Pan de Azucar 4660m

I crossed the border in a big American cadillac used to ferry people between 2 countries.  There were 4 other people, and 2 of them were not Venezuelan citizens.  Once in Venezuela, we were stopped every 10 min by the police and papers were checked.  This resulted in $10 being paid by each of the 2 people without citizenship in bribes!  In total, they spend well over $100.  We arrived in Maracaibo and from there I took a night bus to the outdoor capital of the country, Merida.

There I packed my camping equipment and went trekking to the mountain of Pan De Azucar, 4660m.  The path lead through beautiful grasslands called Paramo.  I camped at the end of the valley, and the next day went to the top of Pan.  The views were fantastic of course, with low clouds filling some valleys.  That day I came back to Merida.

Los Llanos

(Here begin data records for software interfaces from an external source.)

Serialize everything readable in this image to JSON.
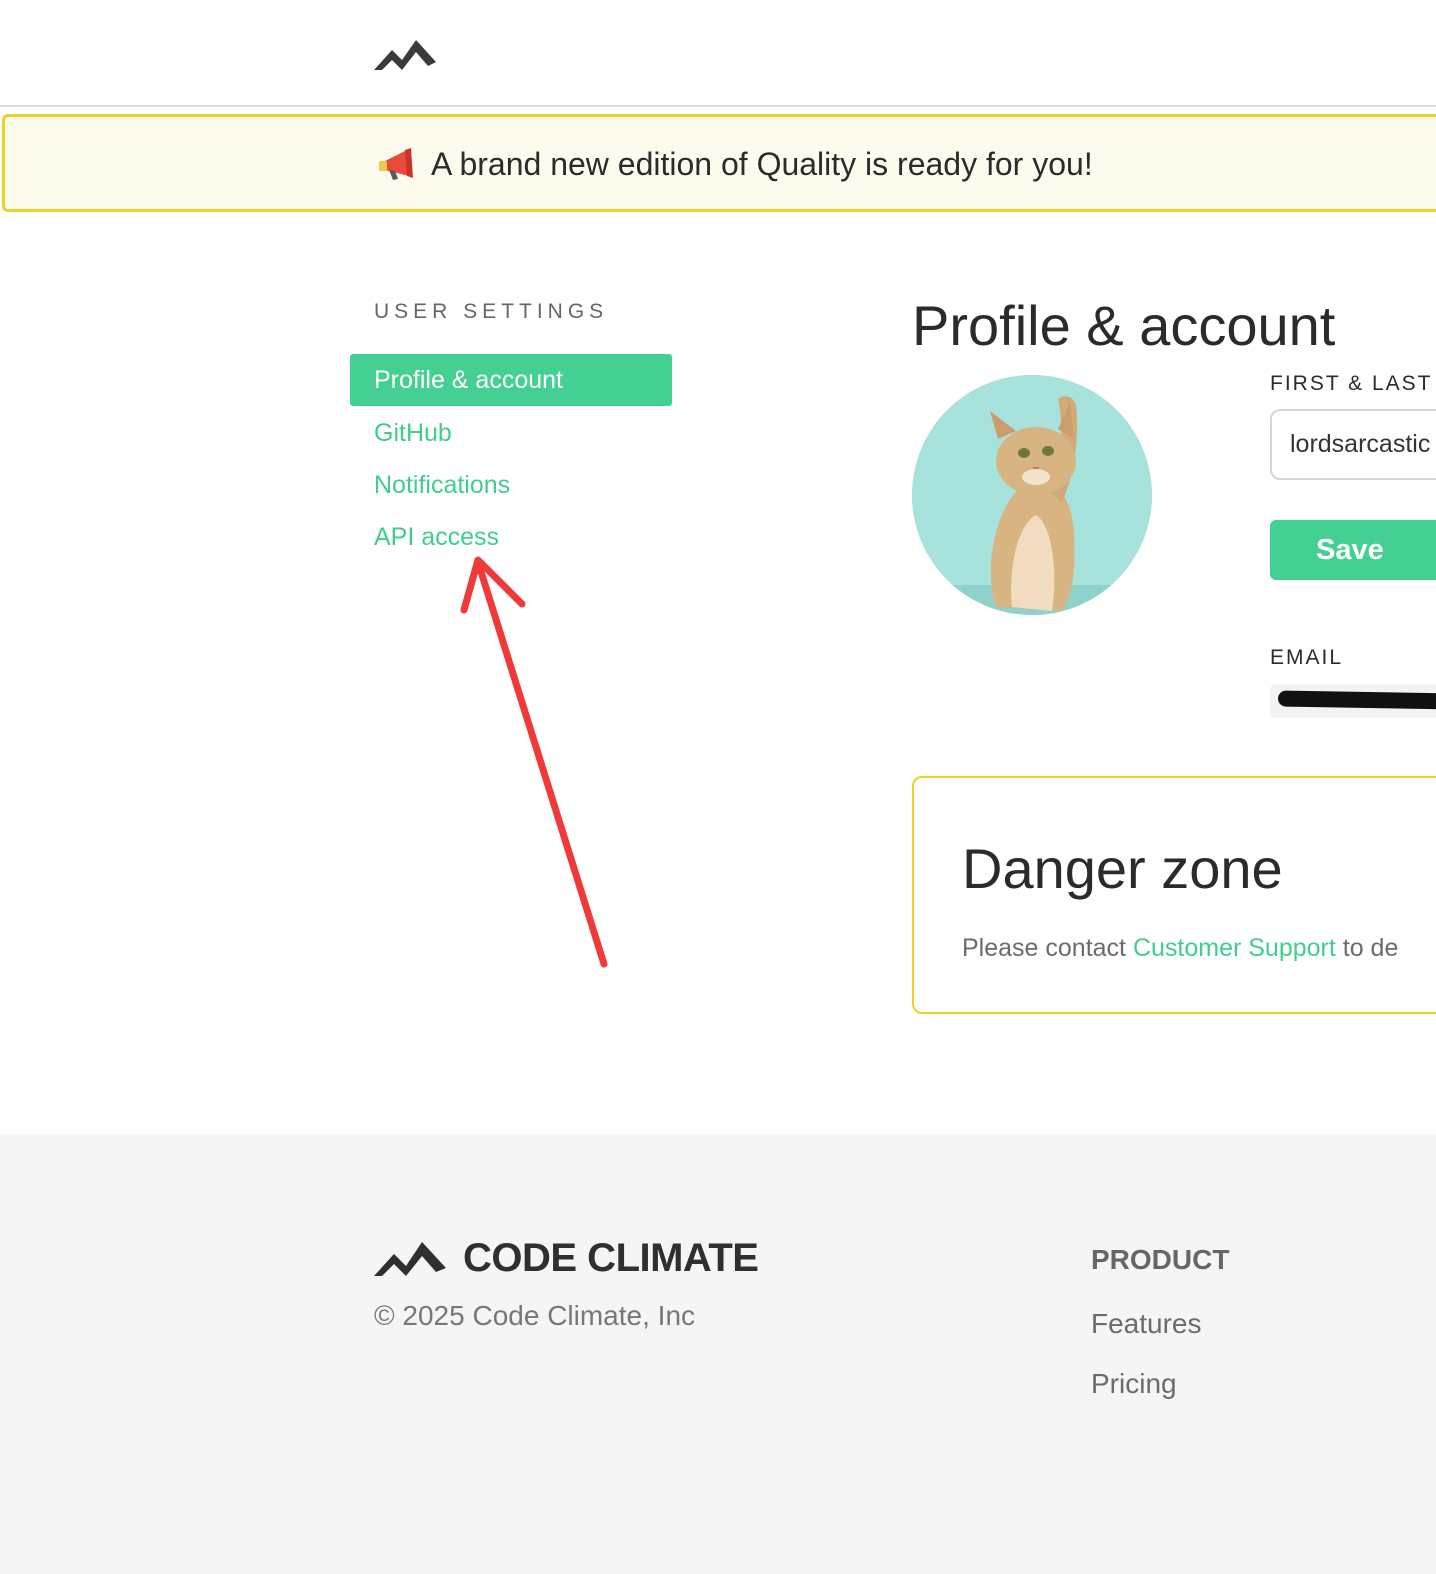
{
  "header": {
    "logo_icon": "code-climate-mountains-icon"
  },
  "banner": {
    "icon": "megaphone-icon",
    "text": "A brand new edition of Quality is ready for you!"
  },
  "sidebar": {
    "heading": "USER SETTINGS",
    "items": [
      {
        "label": "Profile & account",
        "active": true
      },
      {
        "label": "GitHub",
        "active": false
      },
      {
        "label": "Notifications",
        "active": false
      },
      {
        "label": "API access",
        "active": false
      }
    ]
  },
  "main": {
    "title": "Profile & account",
    "avatar_icon": "kitten-avatar-icon",
    "name_field": {
      "label": "FIRST & LAST",
      "value": "lordsarcastic"
    },
    "save_label": "Save",
    "email_field": {
      "label": "EMAIL",
      "value_redacted": true
    },
    "danger_zone": {
      "title": "Danger zone",
      "text_before": "Please contact ",
      "link": "Customer Support",
      "text_after": " to de"
    }
  },
  "footer": {
    "wordmark": "CODE CLIMATE",
    "copyright": "© 2025 Code Climate, Inc",
    "product_heading": "PRODUCT",
    "product_links": [
      "Features",
      "Pricing"
    ]
  },
  "annotation": {
    "type": "red-arrow",
    "color": "#f03a3a",
    "points_to": "API access"
  },
  "colors": {
    "accent_green": "#45d093",
    "banner_border": "#efd024",
    "banner_bg": "#fdfbee",
    "footer_bg": "#f5f5f5"
  }
}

Next, I went on a tour of Los Llanos, flat grasslands at the heart of the country.  First day we drove through the mountains and down to the hot Llanos.  We arrived in a small town of San Vincente on the banks of a large river.  We boarded a long, narrow boat and went up the river just in time for the sunset.  We saw  a lot of pink dolphins jumping in the river, and after dark we took photos of small alligators on the river bank.

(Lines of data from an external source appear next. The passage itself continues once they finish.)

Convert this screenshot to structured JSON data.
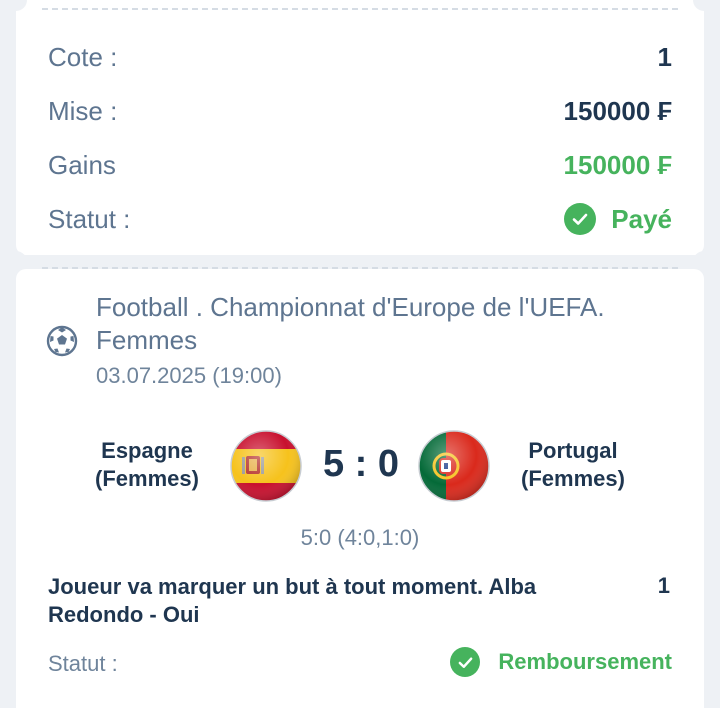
{
  "summary": {
    "rows": [
      {
        "label": "Cote :",
        "value": "1"
      },
      {
        "label": "Mise :",
        "value": "150000 ₣"
      },
      {
        "label": "Gains",
        "value": "150000 ₣"
      },
      {
        "label": "Statut :",
        "value": "Payé"
      }
    ]
  },
  "event": {
    "league": "Football . Championnat d'Europe de l'UEFA. Femmes",
    "date": "03.07.2025 (19:00)",
    "home_team": "Espagne (Femmes)",
    "away_team": "Portugal (Femmes)",
    "score": "5 : 0",
    "sub_score": "5:0 (4:0,1:0)",
    "market": "Joueur va marquer un but à tout moment. Alba Redondo - Oui",
    "market_odd": "1",
    "status_label": "Statut :",
    "status_value": "Remboursement"
  },
  "colors": {
    "success": "#46b35d",
    "label": "#5e7590",
    "text": "#1f3650"
  },
  "icons": [
    "check-circle-icon",
    "football-icon",
    "spain-flag-icon",
    "portugal-flag-icon"
  ]
}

The next day we drove along a straight and remote road in bad condition.  We stopped in places to look at wildlife, like alligators, capybaras and a variety of birds.  There was a small lake full of piranhas swimming at the surface.  Apparently, they were out of oxygen.  Around the lakes hundreds if not thousands of birds were taking refuge.
Later we went by boat looking for anacondas.  The guides caught a couple of small, 2m ones.  In the dark they got a big, fat one, which was very exciting.  We stayed in a jungle camp, where we fished piranhas for supper.  Overall it was a great tour, very informative and exciting.   photos